== EXCERPTED DATA
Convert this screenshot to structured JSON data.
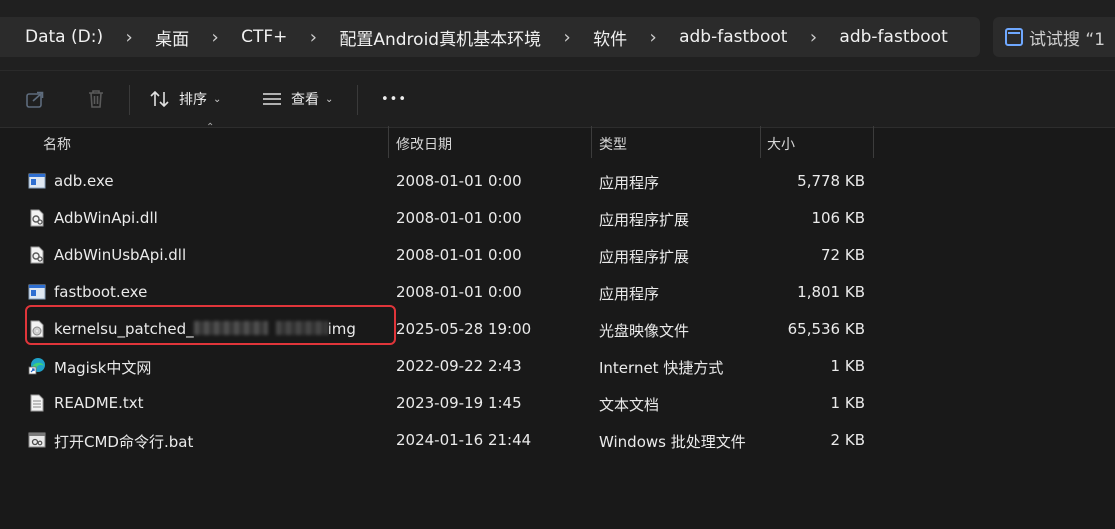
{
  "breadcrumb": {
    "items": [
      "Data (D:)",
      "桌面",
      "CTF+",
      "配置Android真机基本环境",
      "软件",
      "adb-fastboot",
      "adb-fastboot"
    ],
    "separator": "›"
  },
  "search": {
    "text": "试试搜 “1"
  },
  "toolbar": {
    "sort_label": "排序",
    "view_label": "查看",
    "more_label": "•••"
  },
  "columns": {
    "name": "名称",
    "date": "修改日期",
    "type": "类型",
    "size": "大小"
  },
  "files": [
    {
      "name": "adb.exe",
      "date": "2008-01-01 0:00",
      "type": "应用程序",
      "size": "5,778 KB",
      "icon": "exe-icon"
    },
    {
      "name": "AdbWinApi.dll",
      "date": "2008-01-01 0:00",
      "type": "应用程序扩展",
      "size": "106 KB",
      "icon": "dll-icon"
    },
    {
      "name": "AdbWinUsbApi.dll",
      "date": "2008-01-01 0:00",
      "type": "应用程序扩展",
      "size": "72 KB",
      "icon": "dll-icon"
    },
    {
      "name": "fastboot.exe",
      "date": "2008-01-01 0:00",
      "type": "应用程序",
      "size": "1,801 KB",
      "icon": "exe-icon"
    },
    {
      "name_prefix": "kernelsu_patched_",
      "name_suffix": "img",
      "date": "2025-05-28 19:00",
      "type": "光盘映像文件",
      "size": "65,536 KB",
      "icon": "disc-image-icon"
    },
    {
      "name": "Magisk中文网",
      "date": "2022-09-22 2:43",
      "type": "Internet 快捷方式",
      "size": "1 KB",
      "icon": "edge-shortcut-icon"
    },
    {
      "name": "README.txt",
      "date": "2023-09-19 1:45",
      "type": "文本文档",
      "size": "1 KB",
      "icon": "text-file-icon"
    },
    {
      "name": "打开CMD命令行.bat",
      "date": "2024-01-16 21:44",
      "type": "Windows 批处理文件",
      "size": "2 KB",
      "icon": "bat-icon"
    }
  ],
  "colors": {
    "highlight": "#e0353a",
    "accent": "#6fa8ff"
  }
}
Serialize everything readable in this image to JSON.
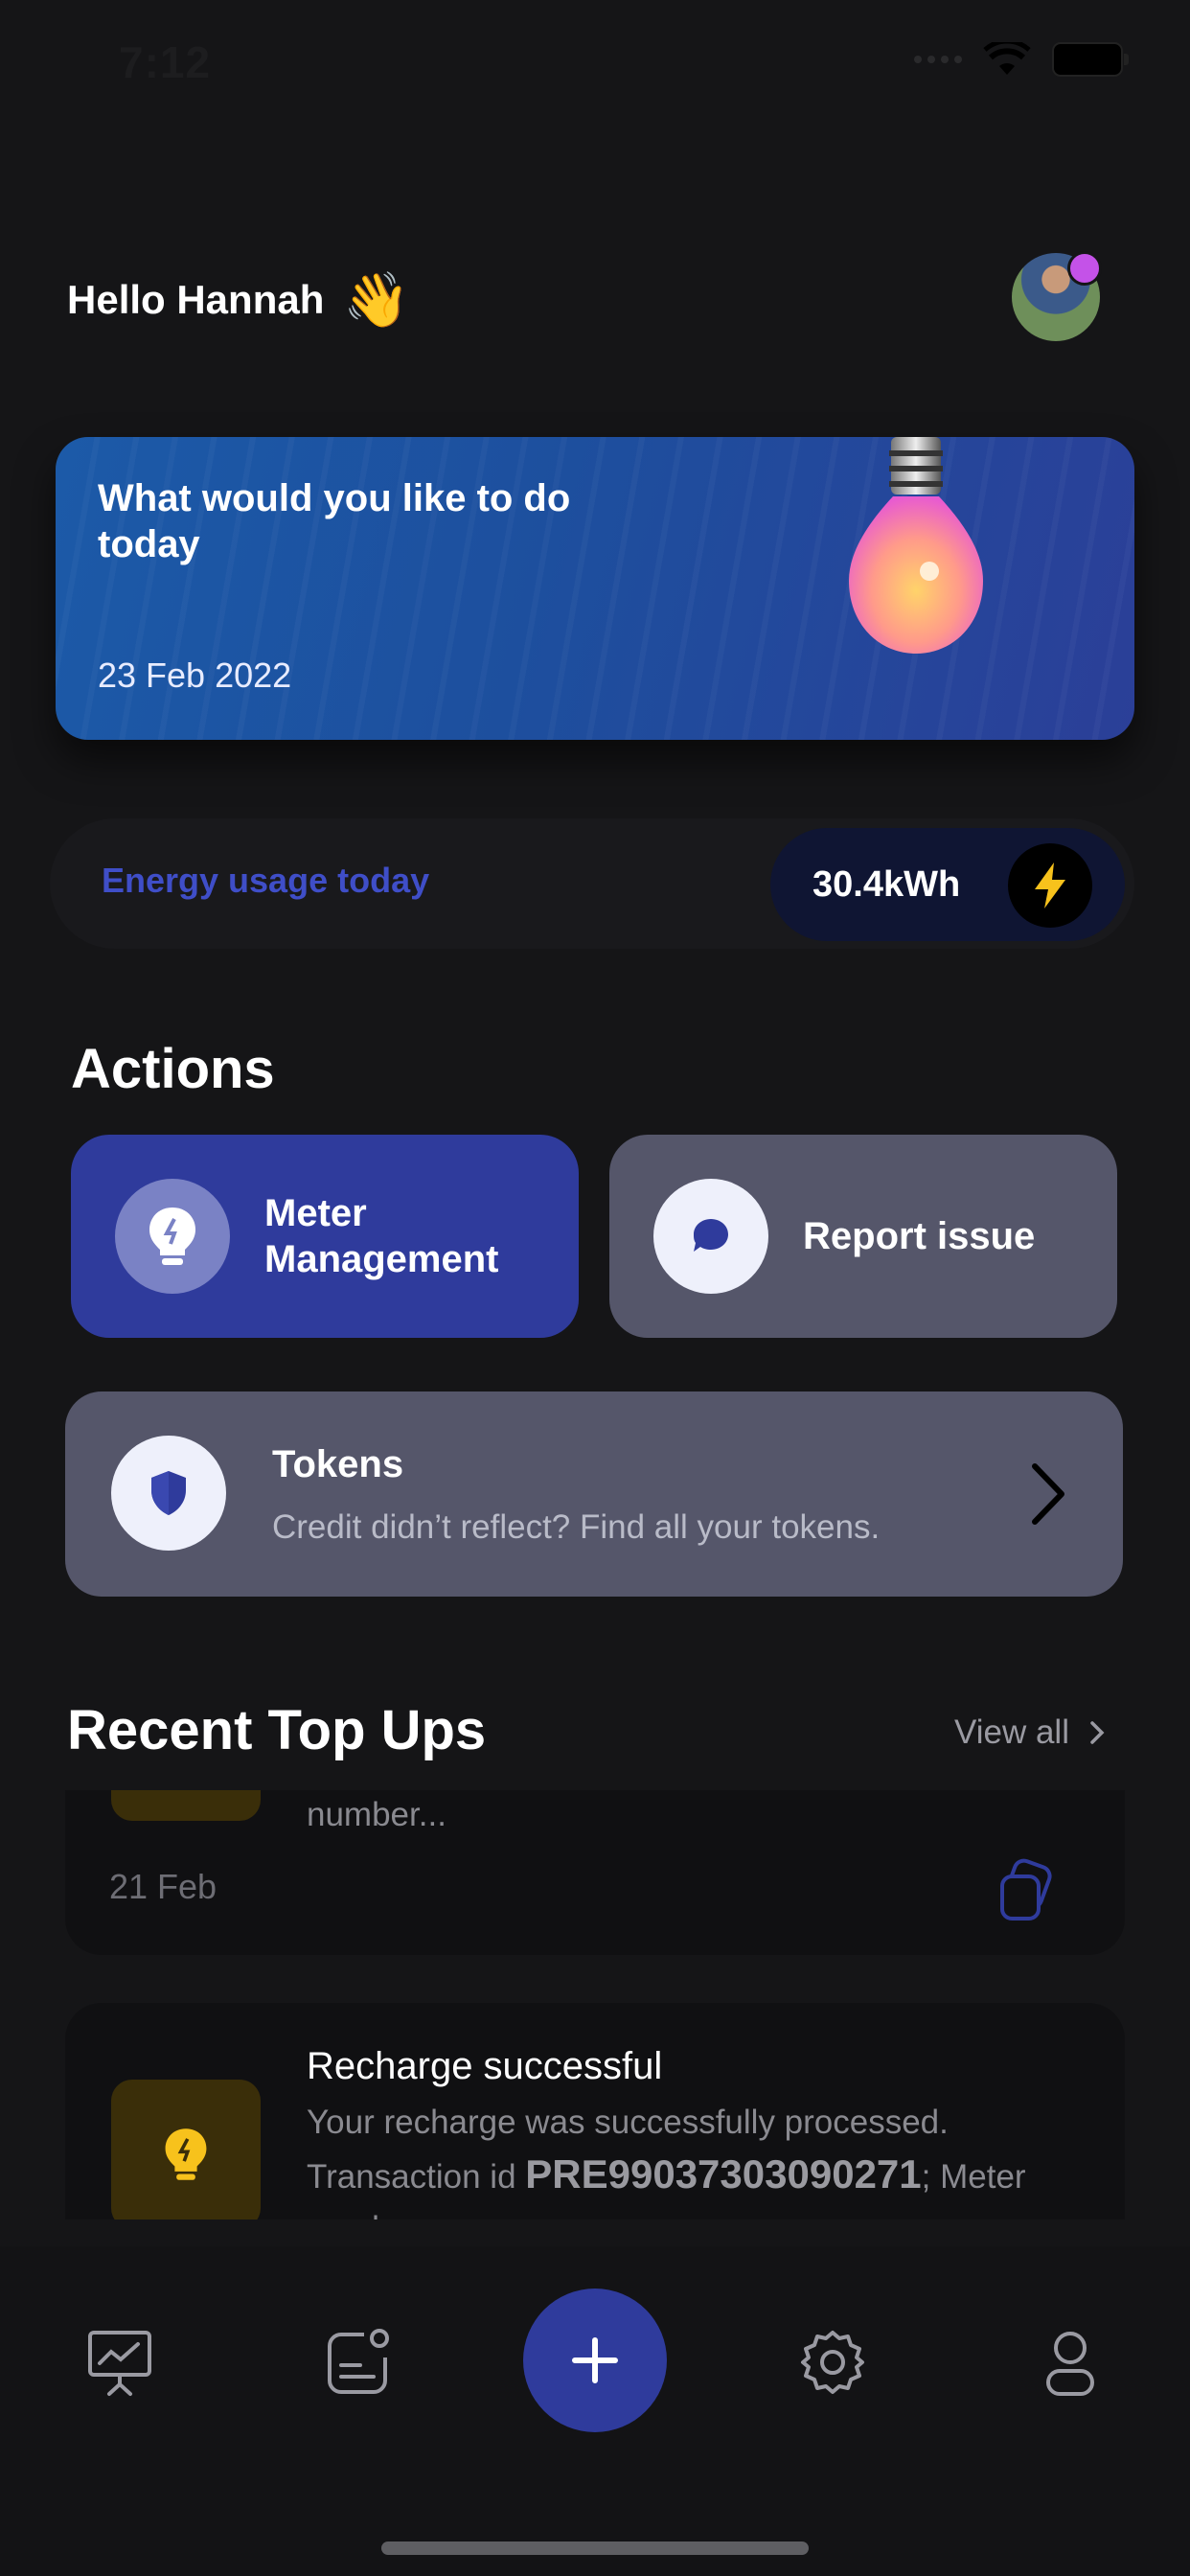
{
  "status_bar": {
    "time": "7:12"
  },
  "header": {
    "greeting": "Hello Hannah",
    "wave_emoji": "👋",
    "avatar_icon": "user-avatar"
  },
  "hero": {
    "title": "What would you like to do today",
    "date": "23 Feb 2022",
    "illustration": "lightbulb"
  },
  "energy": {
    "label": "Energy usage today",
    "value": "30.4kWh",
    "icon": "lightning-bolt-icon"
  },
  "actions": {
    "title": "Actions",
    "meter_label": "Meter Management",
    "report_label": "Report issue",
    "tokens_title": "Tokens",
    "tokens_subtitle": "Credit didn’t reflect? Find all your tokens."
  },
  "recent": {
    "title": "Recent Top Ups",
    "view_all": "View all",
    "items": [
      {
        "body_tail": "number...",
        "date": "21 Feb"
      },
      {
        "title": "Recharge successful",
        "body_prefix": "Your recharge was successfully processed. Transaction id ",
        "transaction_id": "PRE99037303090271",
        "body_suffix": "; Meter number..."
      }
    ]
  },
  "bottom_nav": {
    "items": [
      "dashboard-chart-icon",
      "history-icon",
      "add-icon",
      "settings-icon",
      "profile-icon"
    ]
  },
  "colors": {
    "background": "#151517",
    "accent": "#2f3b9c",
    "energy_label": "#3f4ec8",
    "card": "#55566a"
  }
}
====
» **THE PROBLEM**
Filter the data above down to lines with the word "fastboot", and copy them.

» **EXERCISE OUTPUT**
      "adb-fastboot",
      "adb-fastboot"
      "name": "fastboot.exe",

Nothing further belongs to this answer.